■ ASSIGNED TASK: Where does the word "Managed" show up in the records? Copy every line that has it.

==== RECORD EXTRACTS

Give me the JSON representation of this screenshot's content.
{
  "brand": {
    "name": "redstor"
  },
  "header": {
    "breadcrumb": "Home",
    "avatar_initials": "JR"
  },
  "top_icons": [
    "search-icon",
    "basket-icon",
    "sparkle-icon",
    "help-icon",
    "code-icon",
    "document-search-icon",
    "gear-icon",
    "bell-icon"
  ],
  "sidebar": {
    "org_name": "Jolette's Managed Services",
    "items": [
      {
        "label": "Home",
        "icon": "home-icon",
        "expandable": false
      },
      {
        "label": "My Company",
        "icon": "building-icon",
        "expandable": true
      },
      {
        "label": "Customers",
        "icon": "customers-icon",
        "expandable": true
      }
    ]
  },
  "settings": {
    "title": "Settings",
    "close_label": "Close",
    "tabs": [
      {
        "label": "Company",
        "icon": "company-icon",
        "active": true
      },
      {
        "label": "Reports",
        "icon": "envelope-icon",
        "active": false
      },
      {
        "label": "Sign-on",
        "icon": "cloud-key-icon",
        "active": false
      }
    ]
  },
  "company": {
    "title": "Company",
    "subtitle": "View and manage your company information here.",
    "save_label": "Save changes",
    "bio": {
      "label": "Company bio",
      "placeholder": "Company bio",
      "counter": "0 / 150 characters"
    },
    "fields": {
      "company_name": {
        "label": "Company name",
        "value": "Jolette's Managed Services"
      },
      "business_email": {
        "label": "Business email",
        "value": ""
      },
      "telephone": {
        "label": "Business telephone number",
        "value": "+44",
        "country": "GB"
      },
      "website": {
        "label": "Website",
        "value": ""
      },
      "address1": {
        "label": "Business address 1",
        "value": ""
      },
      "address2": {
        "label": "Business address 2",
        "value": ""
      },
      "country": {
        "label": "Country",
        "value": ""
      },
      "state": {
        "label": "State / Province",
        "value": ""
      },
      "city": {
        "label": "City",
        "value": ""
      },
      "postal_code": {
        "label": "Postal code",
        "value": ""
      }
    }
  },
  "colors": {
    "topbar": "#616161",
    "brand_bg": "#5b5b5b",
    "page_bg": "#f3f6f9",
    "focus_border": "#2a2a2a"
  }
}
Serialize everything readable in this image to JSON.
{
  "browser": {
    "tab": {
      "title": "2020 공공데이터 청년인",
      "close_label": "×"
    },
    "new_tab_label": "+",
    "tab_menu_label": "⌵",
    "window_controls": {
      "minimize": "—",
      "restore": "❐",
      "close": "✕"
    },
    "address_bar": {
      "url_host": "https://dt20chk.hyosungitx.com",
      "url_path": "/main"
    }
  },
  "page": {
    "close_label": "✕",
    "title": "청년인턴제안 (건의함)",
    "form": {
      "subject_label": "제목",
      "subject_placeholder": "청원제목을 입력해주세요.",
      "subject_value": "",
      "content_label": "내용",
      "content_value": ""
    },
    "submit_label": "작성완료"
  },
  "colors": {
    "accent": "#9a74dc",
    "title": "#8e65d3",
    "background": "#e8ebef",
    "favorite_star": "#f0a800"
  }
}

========
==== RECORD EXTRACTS

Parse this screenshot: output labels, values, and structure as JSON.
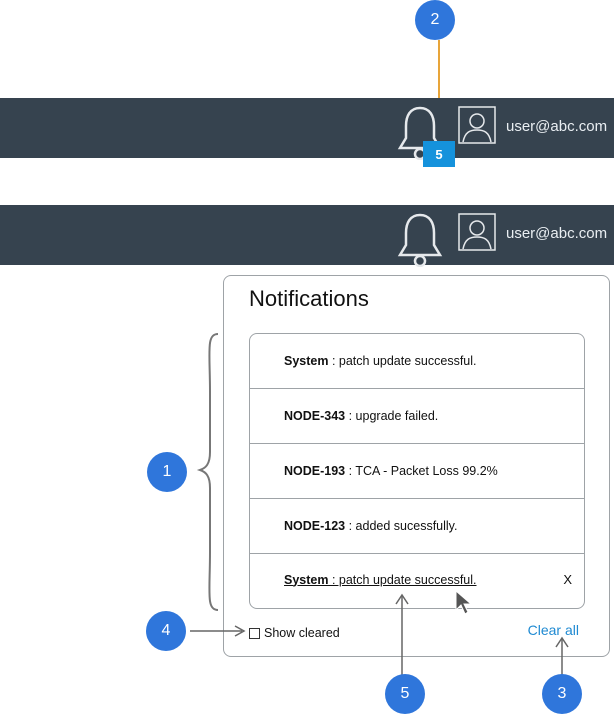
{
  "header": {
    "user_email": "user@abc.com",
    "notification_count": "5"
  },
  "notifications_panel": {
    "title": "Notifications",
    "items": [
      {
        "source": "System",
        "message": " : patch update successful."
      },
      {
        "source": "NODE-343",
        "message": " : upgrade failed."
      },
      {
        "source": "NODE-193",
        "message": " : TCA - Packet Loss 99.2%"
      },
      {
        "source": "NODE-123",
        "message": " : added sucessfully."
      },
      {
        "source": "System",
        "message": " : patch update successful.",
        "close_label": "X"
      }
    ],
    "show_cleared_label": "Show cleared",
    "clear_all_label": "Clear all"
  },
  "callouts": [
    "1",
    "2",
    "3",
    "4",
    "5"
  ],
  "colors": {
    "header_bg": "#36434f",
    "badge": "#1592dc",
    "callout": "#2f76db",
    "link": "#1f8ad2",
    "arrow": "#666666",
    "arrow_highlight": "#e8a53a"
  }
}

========

■ RESPONSE BOX:
    "org_name": "Jolette's Managed Services",
        "value": "Jolette's Managed Services"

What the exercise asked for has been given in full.